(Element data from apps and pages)
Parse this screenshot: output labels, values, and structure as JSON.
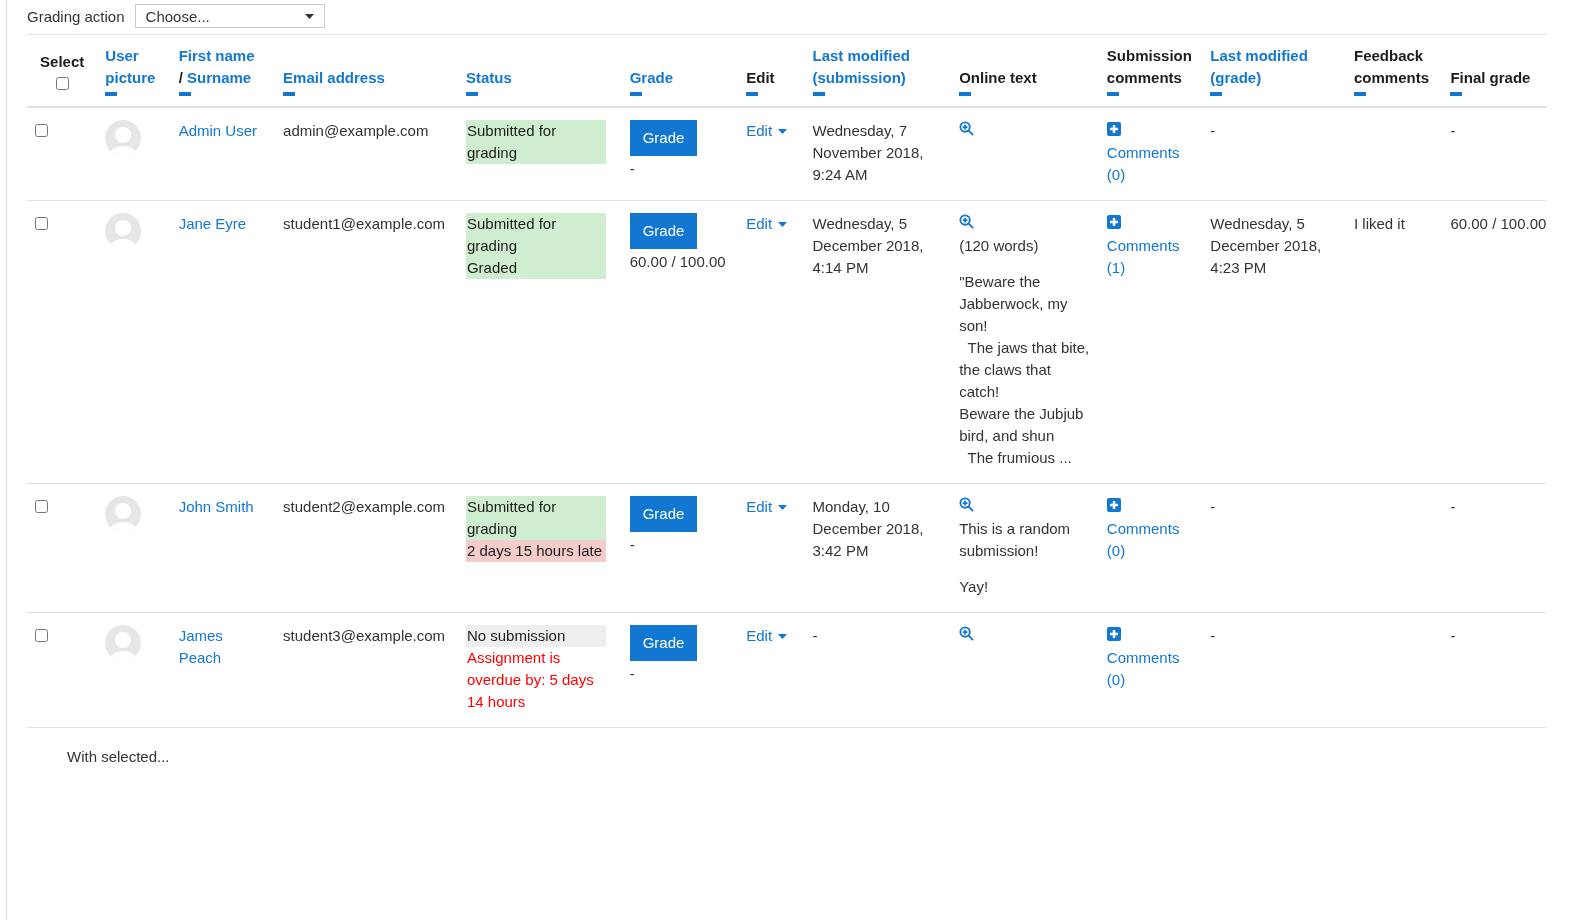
{
  "grading_action": {
    "label": "Grading action",
    "select_value": "Choose..."
  },
  "select_all_checked": false,
  "columns": [
    {
      "label": "Select",
      "link": false,
      "kind": "select"
    },
    {
      "label": "User picture",
      "link": true,
      "kind": "text"
    },
    {
      "label": "First name",
      "separator": "/",
      "label2": "Surname",
      "link": true,
      "kind": "name"
    },
    {
      "label": "Email address",
      "link": true,
      "kind": "text"
    },
    {
      "label": "Status",
      "link": true,
      "kind": "text"
    },
    {
      "label": "Grade",
      "link": true,
      "kind": "text"
    },
    {
      "label": "Edit",
      "link": false,
      "kind": "text"
    },
    {
      "label": "Last modified (submission)",
      "link": true,
      "kind": "text"
    },
    {
      "label": "Online text",
      "link": false,
      "kind": "text"
    },
    {
      "label": "Submission comments",
      "link": false,
      "kind": "text"
    },
    {
      "label": "Last modified (grade)",
      "link": true,
      "kind": "text"
    },
    {
      "label": "Feedback comments",
      "link": false,
      "kind": "text"
    },
    {
      "label": "Final grade",
      "link": false,
      "kind": "text"
    }
  ],
  "rows": [
    {
      "checked": false,
      "name": "Admin User",
      "email": "admin@example.com",
      "status": [
        {
          "kind": "submitted",
          "text": "Submitted for grading"
        }
      ],
      "grade_button": "Grade",
      "grade": "-",
      "edit": "Edit",
      "modified": "Wednesday, 7 November 2018, 9:24 AM",
      "online_text": [],
      "comments": "Comments (0)",
      "modified_grade": "-",
      "feedback": "",
      "final_grade": "-"
    },
    {
      "checked": false,
      "name": "Jane Eyre",
      "email": "student1@example.com",
      "status": [
        {
          "kind": "submitted",
          "text": "Submitted for grading"
        },
        {
          "kind": "graded",
          "text": "Graded"
        }
      ],
      "grade_button": "Grade",
      "grade": "60.00 / 100.00",
      "edit": "Edit",
      "modified": "Wednesday, 5 December 2018, 4:14 PM",
      "online_text": [
        "(120 words)",
        "\"Beware the Jabberwock, my son!\n  The jaws that bite, the claws that catch!\nBeware the Jubjub bird, and shun\n  The frumious ..."
      ],
      "comments": "Comments (1)",
      "modified_grade": "Wednesday, 5 December 2018, 4:23 PM",
      "feedback": "I liked it",
      "final_grade": "60.00 / 100.00"
    },
    {
      "checked": false,
      "name": "John Smith",
      "email": "student2@example.com",
      "status": [
        {
          "kind": "submitted",
          "text": "Submitted for grading"
        },
        {
          "kind": "late",
          "text": "2 days 15 hours late"
        }
      ],
      "grade_button": "Grade",
      "grade": "-",
      "edit": "Edit",
      "modified": "Monday, 10 December 2018, 3:42 PM",
      "online_text": [
        "This is a random submission!",
        "Yay!"
      ],
      "comments": "Comments (0)",
      "modified_grade": "-",
      "feedback": "",
      "final_grade": "-"
    },
    {
      "checked": false,
      "name": "James Peach",
      "email": "student3@example.com",
      "status": [
        {
          "kind": "nosubmission",
          "text": "No submission"
        },
        {
          "kind": "overdue",
          "text": "Assignment is overdue by: 5 days 14 hours"
        }
      ],
      "grade_button": "Grade",
      "grade": "-",
      "edit": "Edit",
      "modified": "-",
      "online_text": [],
      "comments": "Comments (0)",
      "modified_grade": "-",
      "feedback": "",
      "final_grade": "-"
    }
  ],
  "footer": {
    "label": "With selected..."
  }
}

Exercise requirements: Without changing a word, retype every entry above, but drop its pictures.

Output for this task:
Parse this screenshot: output labels, values, and structure as JSON.
{
  "grading_action": {
    "label": "Grading action",
    "select_value": "Choose..."
  },
  "select_all_checked": false,
  "columns": [
    {
      "label": "Select",
      "link": false,
      "kind": "select"
    },
    {
      "label": "User picture",
      "link": true,
      "kind": "text"
    },
    {
      "label": "First name",
      "separator": "/",
      "label2": "Surname",
      "link": true,
      "kind": "name"
    },
    {
      "label": "Email address",
      "link": true,
      "kind": "text"
    },
    {
      "label": "Status",
      "link": true,
      "kind": "text"
    },
    {
      "label": "Grade",
      "link": true,
      "kind": "text"
    },
    {
      "label": "Edit",
      "link": false,
      "kind": "text"
    },
    {
      "label": "Last modified (submission)",
      "link": true,
      "kind": "text"
    },
    {
      "label": "Online text",
      "link": false,
      "kind": "text"
    },
    {
      "label": "Submission comments",
      "link": false,
      "kind": "text"
    },
    {
      "label": "Last modified (grade)",
      "link": true,
      "kind": "text"
    },
    {
      "label": "Feedback comments",
      "link": false,
      "kind": "text"
    },
    {
      "label": "Final grade",
      "link": false,
      "kind": "text"
    }
  ],
  "rows": [
    {
      "checked": false,
      "name": "Admin User",
      "email": "admin@example.com",
      "status": [
        {
          "kind": "submitted",
          "text": "Submitted for grading"
        }
      ],
      "grade_button": "Grade",
      "grade": "-",
      "edit": "Edit",
      "modified": "Wednesday, 7 November 2018, 9:24 AM",
      "online_text": [],
      "comments": "Comments (0)",
      "modified_grade": "-",
      "feedback": "",
      "final_grade": "-"
    },
    {
      "checked": false,
      "name": "Jane Eyre",
      "email": "student1@example.com",
      "status": [
        {
          "kind": "submitted",
          "text": "Submitted for grading"
        },
        {
          "kind": "graded",
          "text": "Graded"
        }
      ],
      "grade_button": "Grade",
      "grade": "60.00 / 100.00",
      "edit": "Edit",
      "modified": "Wednesday, 5 December 2018, 4:14 PM",
      "online_text": [
        "(120 words)",
        "\"Beware the Jabberwock, my son!\n  The jaws that bite, the claws that catch!\nBeware the Jubjub bird, and shun\n  The frumious ..."
      ],
      "comments": "Comments (1)",
      "modified_grade": "Wednesday, 5 December 2018, 4:23 PM",
      "feedback": "I liked it",
      "final_grade": "60.00 / 100.00"
    },
    {
      "checked": false,
      "name": "John Smith",
      "email": "student2@example.com",
      "status": [
        {
          "kind": "submitted",
          "text": "Submitted for grading"
        },
        {
          "kind": "late",
          "text": "2 days 15 hours late"
        }
      ],
      "grade_button": "Grade",
      "grade": "-",
      "edit": "Edit",
      "modified": "Monday, 10 December 2018, 3:42 PM",
      "online_text": [
        "This is a random submission!",
        "Yay!"
      ],
      "comments": "Comments (0)",
      "modified_grade": "-",
      "feedback": "",
      "final_grade": "-"
    },
    {
      "checked": false,
      "name": "James Peach",
      "email": "student3@example.com",
      "status": [
        {
          "kind": "nosubmission",
          "text": "No submission"
        },
        {
          "kind": "overdue",
          "text": "Assignment is overdue by: 5 days 14 hours"
        }
      ],
      "grade_button": "Grade",
      "grade": "-",
      "edit": "Edit",
      "modified": "-",
      "online_text": [],
      "comments": "Comments (0)",
      "modified_grade": "-",
      "feedback": "",
      "final_grade": "-"
    }
  ],
  "footer": {
    "label": "With selected..."
  }
}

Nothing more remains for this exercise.